What to do: Retype the data that follows exactly. No pictures belong in the copy.
*** Opening of Study material ***
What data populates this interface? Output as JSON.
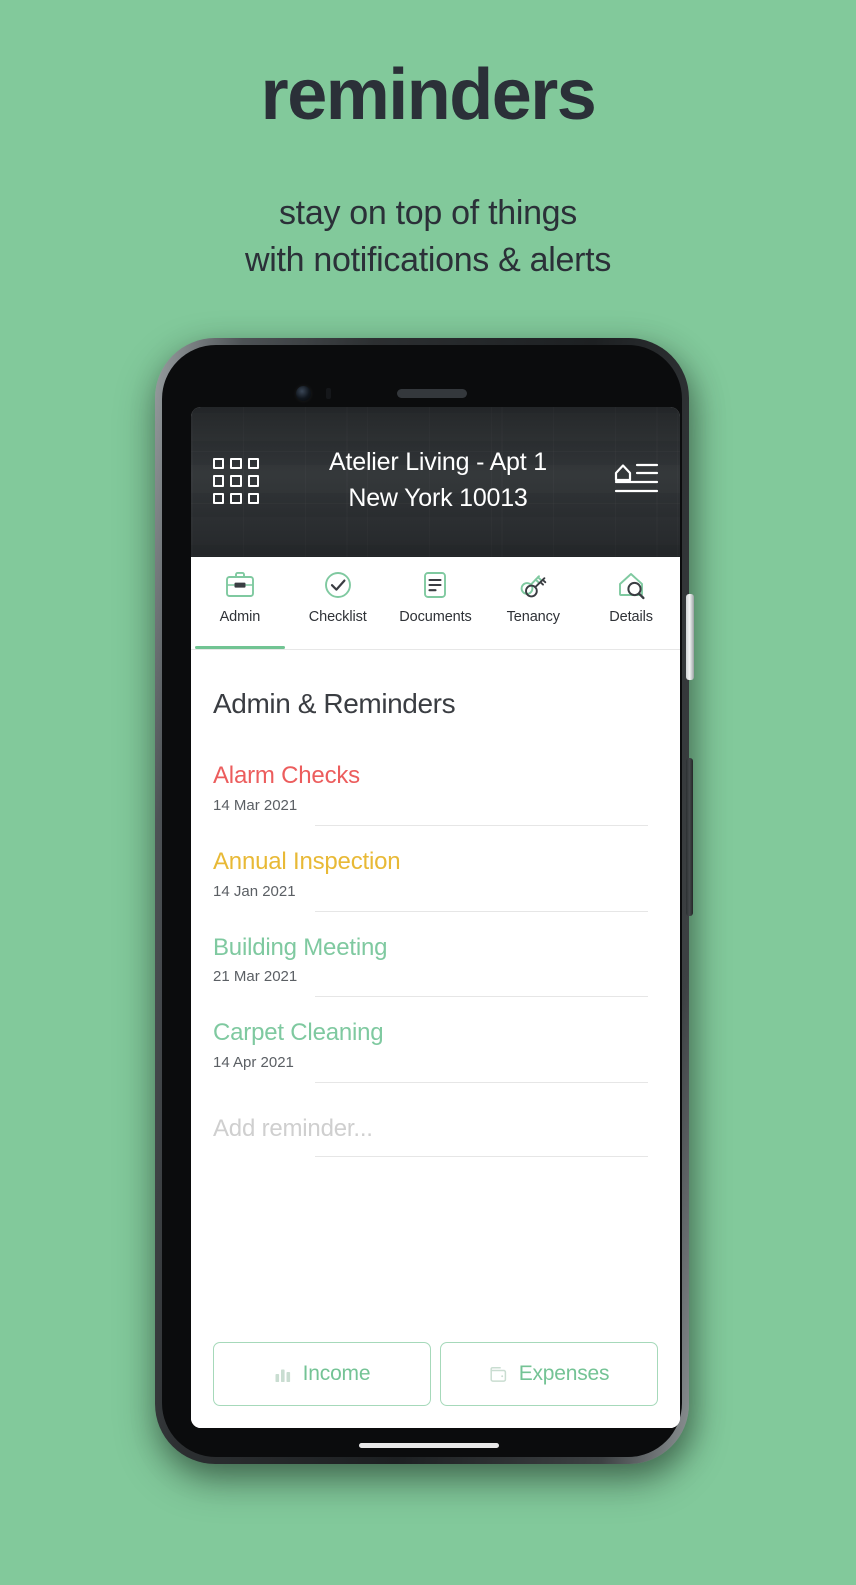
{
  "promo": {
    "title": "reminders",
    "subtitle_line1": "stay on top of things",
    "subtitle_line2": "with notifications & alerts"
  },
  "colors": {
    "background": "#82c99b",
    "accent_green": "#71c493",
    "mint": "#7fc9a0",
    "red": "#ec5d5d",
    "amber": "#e8b936",
    "dark_text": "#2b3038"
  },
  "app": {
    "header": {
      "grid_icon": "grid-3x3-icon",
      "title_line1": "Atelier Living - Apt 1",
      "title_line2": "New York 10013",
      "menu_icon": "property-list-icon"
    },
    "tabs": [
      {
        "label": "Admin",
        "icon": "briefcase-icon",
        "active": true
      },
      {
        "label": "Checklist",
        "icon": "check-circle-icon",
        "active": false
      },
      {
        "label": "Documents",
        "icon": "document-lines-icon",
        "active": false
      },
      {
        "label": "Tenancy",
        "icon": "keys-icon",
        "active": false
      },
      {
        "label": "Details",
        "icon": "house-search-icon",
        "active": false
      }
    ],
    "section_title": "Admin & Reminders",
    "reminders": [
      {
        "name": "Alarm Checks",
        "date": "14 Mar 2021",
        "color": "#ec5d5d"
      },
      {
        "name": "Annual Inspection",
        "date": "14 Jan 2021",
        "color": "#e8b936"
      },
      {
        "name": "Building Meeting",
        "date": "21 Mar 2021",
        "color": "#7fc9a0"
      },
      {
        "name": "Carpet Cleaning",
        "date": "14 Apr 2021",
        "color": "#7fc9a0"
      }
    ],
    "add_reminder_placeholder": "Add reminder...",
    "bottom_buttons": [
      {
        "label": "Income",
        "icon": "bar-chart-icon"
      },
      {
        "label": "Expenses",
        "icon": "wallet-icon"
      }
    ]
  }
}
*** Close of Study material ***
Solution:
What data populates this interface? Output as JSON.
{
  "promo": {
    "title": "reminders",
    "subtitle_line1": "stay on top of things",
    "subtitle_line2": "with notifications & alerts"
  },
  "colors": {
    "background": "#82c99b",
    "accent_green": "#71c493",
    "mint": "#7fc9a0",
    "red": "#ec5d5d",
    "amber": "#e8b936",
    "dark_text": "#2b3038"
  },
  "app": {
    "header": {
      "grid_icon": "grid-3x3-icon",
      "title_line1": "Atelier Living - Apt 1",
      "title_line2": "New York 10013",
      "menu_icon": "property-list-icon"
    },
    "tabs": [
      {
        "label": "Admin",
        "icon": "briefcase-icon",
        "active": true
      },
      {
        "label": "Checklist",
        "icon": "check-circle-icon",
        "active": false
      },
      {
        "label": "Documents",
        "icon": "document-lines-icon",
        "active": false
      },
      {
        "label": "Tenancy",
        "icon": "keys-icon",
        "active": false
      },
      {
        "label": "Details",
        "icon": "house-search-icon",
        "active": false
      }
    ],
    "section_title": "Admin & Reminders",
    "reminders": [
      {
        "name": "Alarm Checks",
        "date": "14 Mar 2021",
        "color": "#ec5d5d"
      },
      {
        "name": "Annual Inspection",
        "date": "14 Jan 2021",
        "color": "#e8b936"
      },
      {
        "name": "Building Meeting",
        "date": "21 Mar 2021",
        "color": "#7fc9a0"
      },
      {
        "name": "Carpet Cleaning",
        "date": "14 Apr 2021",
        "color": "#7fc9a0"
      }
    ],
    "add_reminder_placeholder": "Add reminder...",
    "bottom_buttons": [
      {
        "label": "Income",
        "icon": "bar-chart-icon"
      },
      {
        "label": "Expenses",
        "icon": "wallet-icon"
      }
    ]
  }
}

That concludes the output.